Ford has been upping the ante when it comes to getting interest in its vehicles among racing fans, and that doesn't just mean NASCAR. The company has been pitching its Fiesta compact to younger, X-Games fans, who are as likely to wait in line at Hot Import Nights and watch online videos of extreme stunts as queue up for the infield.
Central to its efforts is rally racer and Internet phenom and businessman Ken Block, whose rally-tuned Fiestas co-star in a series of record-breaking YouTube videos called "Gymkhana," referring to the hyperactive racing form that mixes drifting with autocross and is popular overseas and only recently in the U.S.
In the videos, Block -- who used to drive for Subaru -- does figure eights, slaloms, and other moves around obstacles, barely missing them. The videos have him careening around exploding gas tanks and through warehouses, barely missing stanchions. The racer, who is also founder of a DC shoes, which sponsors his exploits and racing team, just released the latest, "Gymkhana three Part 2; Ultimate Playground: L'Autodrome," shot at the Autodrome de Montlhéry facility in France.
The new video shows him doing near-impossible-looking spins and obstacle courses in the new setting that includes a broad banked curve.
Block says he was very surprised that his videos have made him a star. Of the first "Gymkhana" video, he says, "It was me testing and practicing in a car I built for that purpose. When it got 11 million views on my personal site in three months, I had to put it on YouTube because I couldn't afford to run it on my site. I never expected that response."
The second one had 17 million viewers. All told, the "Gymkhana" series of three films have garnered some 30 million views online. "I think we have come up with a formula that showcases 'Gymkhana' and rally in a way that people really enjoy. These are not short 'kid falls on a mountain bike' clips. They are five to ten minutes long. We did it without thinking about viral marketing."
The Fiesta car is Ford's worldwide rally car in both WRC and Rally America starting next year, and the automaker is promoting the car with a new program, "43 Fiestas" that includes national ads. Block appears in one that pairs him with NASCAR legend Richard Petty and driver A.J. Allmendinger.
The 10-week long campaign includes a new website, www.43Fiestas.com, that promotes both the Fiesta and Fusion car with a nod to the number emblazoned both on Petty and Block team Fusions and Fiestas, respectively.

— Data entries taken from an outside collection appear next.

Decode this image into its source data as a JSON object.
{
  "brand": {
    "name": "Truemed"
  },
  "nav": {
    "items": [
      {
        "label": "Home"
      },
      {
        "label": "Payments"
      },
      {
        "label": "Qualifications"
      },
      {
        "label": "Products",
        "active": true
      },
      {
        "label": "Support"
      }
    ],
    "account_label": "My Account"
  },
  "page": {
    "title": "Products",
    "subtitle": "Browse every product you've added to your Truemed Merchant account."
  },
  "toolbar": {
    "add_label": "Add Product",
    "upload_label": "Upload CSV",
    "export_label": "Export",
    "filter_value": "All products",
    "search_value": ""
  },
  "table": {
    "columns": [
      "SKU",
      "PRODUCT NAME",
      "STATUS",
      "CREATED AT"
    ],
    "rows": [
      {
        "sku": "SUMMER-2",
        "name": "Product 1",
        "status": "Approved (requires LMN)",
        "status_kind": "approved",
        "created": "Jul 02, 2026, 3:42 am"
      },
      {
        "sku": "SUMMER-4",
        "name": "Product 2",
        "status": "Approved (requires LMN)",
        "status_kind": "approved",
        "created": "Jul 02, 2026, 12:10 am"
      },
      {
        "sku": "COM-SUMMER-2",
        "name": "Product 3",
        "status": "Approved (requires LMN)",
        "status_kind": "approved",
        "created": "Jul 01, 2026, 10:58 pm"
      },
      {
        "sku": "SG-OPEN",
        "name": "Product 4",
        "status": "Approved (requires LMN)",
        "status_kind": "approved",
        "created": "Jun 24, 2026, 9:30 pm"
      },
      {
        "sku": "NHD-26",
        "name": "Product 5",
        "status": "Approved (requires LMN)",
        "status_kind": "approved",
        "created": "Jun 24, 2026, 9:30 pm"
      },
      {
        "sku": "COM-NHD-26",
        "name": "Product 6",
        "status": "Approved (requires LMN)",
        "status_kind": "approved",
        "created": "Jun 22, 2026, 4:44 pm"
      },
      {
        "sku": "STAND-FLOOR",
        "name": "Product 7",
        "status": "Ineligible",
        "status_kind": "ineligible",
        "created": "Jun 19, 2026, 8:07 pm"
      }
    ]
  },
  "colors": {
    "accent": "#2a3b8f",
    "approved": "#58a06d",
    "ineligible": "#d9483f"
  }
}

Says Jamie Allison, director of Ford North America motorsports, "We constantly have our antennas up around things happening in the motorsports space," he says. "We wanted to reach out to a new group of customers with Fiesta, a generation of people who are growing up watching action sports and motor sports. Watching the digital space, we saw the video like everyone else and thought, 'Wow, this guy is amazing.' We started talking to him and found he had aspirations to race in World Rally Championship, and Ford was willing to give him an opportunity to race both in America and around the world."
He explains that the 43 Fiesta program was a way to reach NASCAR fans. "We wanted to find a way to cross over, to get Block in front of those fans and vice versa. As luck would have it, they both happened to run with the number 43." The effort will include a series of webisodes on the site, featuring Petty, Block and Allmendinger, and TV spots in which Petty watches Allmendinger do a training run, when suddenly Block pulls up in his rally Fiesta and they wind up racing each other runs on NASCAR broadcasts. In the spot, Block tears off through the infield, doing drifting moves, then screeches back onto the track ahead of Petty's driver.
This relationship also has Allmendinger taking rally racing classes at the Team O'Neil Rally School in Dalton, N.H., where Block learned his skills, and which recently got a gift of 43 rally-tuned Fiestas from Ford. Videos of Allmendinger's exploits will run on YouTube and the 43 Fiestas site."
As for the "Gymkhana" videos that made Block famous, Ford does not foot the bill for those. That's done by Block's company, DC Shoes. "In the skateboard and snowboard market, it is very common to make videos of athletes, so I have taken people who have produced those and had them done in-house at DC, so we don't use an ad agency, we use an outside production agency, but all creative control comes from DC Shoes. "We like to do things at DC that are obviously direct product promotions but we also like to do things that are halo brand promotions. When we saw that so many people were watching, we realized we should put more focus on actually promoting a few products using eye candy of car action to draw people in."